That’s the dilemma faced by Dmitri Nabokov, son of Vladimir. To destroy his father’s last manuscript, actually the 138 index cards on which was assembling his last novel in typical Nabokovian fashion, or keep it and perhaps publish it. Perhaps you already know about this, yes? It’s made the mainstream media and the literary blogs, and the New York Times had an interview with Dmitri on Sunday.
So, should Dmitri burn The Original of Laura as Vladimir asked, light index card number one (with what, a kitchen match? a lighter made especially for the occasion? toss it into a good wood fire?) and watch the stack of them turn to ash? That’s what he said he wanted. Oops. Did you catch that “he said”? That’s a crack in the door through which Dmitri inserted his foot. Because what did Vladimir really want? Because sometimes he said things that he didn’t mean. We all do. And what we say can run counter to our deepest desire. And the request seems like such a gesture, a Romantic gesture. Dmitri knew his father (he even visited him recently to help him resolve the dilemma!). And he has decided to publish Laura. Scholars and the literary public rejoice!

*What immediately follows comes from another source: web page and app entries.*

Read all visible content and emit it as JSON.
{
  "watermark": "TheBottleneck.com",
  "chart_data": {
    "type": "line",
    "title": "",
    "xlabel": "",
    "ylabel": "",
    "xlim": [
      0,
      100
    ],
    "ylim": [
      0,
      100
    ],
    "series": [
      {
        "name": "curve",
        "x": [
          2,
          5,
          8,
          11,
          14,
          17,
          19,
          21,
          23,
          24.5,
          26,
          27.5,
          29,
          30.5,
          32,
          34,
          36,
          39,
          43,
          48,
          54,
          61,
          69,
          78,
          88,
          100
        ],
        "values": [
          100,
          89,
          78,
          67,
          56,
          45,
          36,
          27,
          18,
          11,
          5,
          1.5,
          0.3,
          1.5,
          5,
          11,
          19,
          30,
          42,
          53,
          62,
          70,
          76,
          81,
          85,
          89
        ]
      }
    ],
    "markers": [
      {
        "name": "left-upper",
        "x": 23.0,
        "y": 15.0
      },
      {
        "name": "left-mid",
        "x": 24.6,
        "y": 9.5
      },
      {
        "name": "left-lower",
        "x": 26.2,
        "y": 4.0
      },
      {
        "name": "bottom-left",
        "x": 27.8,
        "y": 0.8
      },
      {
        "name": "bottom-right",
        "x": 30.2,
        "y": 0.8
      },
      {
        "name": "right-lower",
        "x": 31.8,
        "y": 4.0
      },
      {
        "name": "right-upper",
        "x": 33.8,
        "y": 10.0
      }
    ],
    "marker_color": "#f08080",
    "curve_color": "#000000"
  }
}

Personally, I imagine that Vladimir meant what he said: Burn the damn thing. It’s caused me nothing but trouble. I keep getting sick. It’s not done. It’s not good. Yet. (I give him the “yet”.) It will be a weight off my shoulders, and I need to be unencumbered as I pass across the River Styx. Actually, I ‘m sure he wouldn’t say “weight off my shoulders” and I don’t know what his views on the afterworld are. But you get the idea. It’s a reasonable point of view. Dmitri defied his father.
It’s a reasonable point of view, but it’s an unreasonable request. My (imaginary) mother (in this case) might say turn the last pot she touched into a fine powder, but that’s not going to happen. I can imagine her fingers on that clay now, nothing more natural in the world. And really, even unfinished, it’s beautiful. If the craft museum wants to exhibit it, please, by all means… So, sorry Vladimir, I’m with Dmitri on this one. We just are not going to smash your last pot — not even for the pleasure of denying it to the critics and scholars!
A few links: to Ron Rosenbaum, who kept the issue in the press the past few years (he’s having second thoughts); Tom Stoppard’s “burn it” argument; Kathryn Hughes at the Guardian thinks it all might be a grand Nabokovian jest.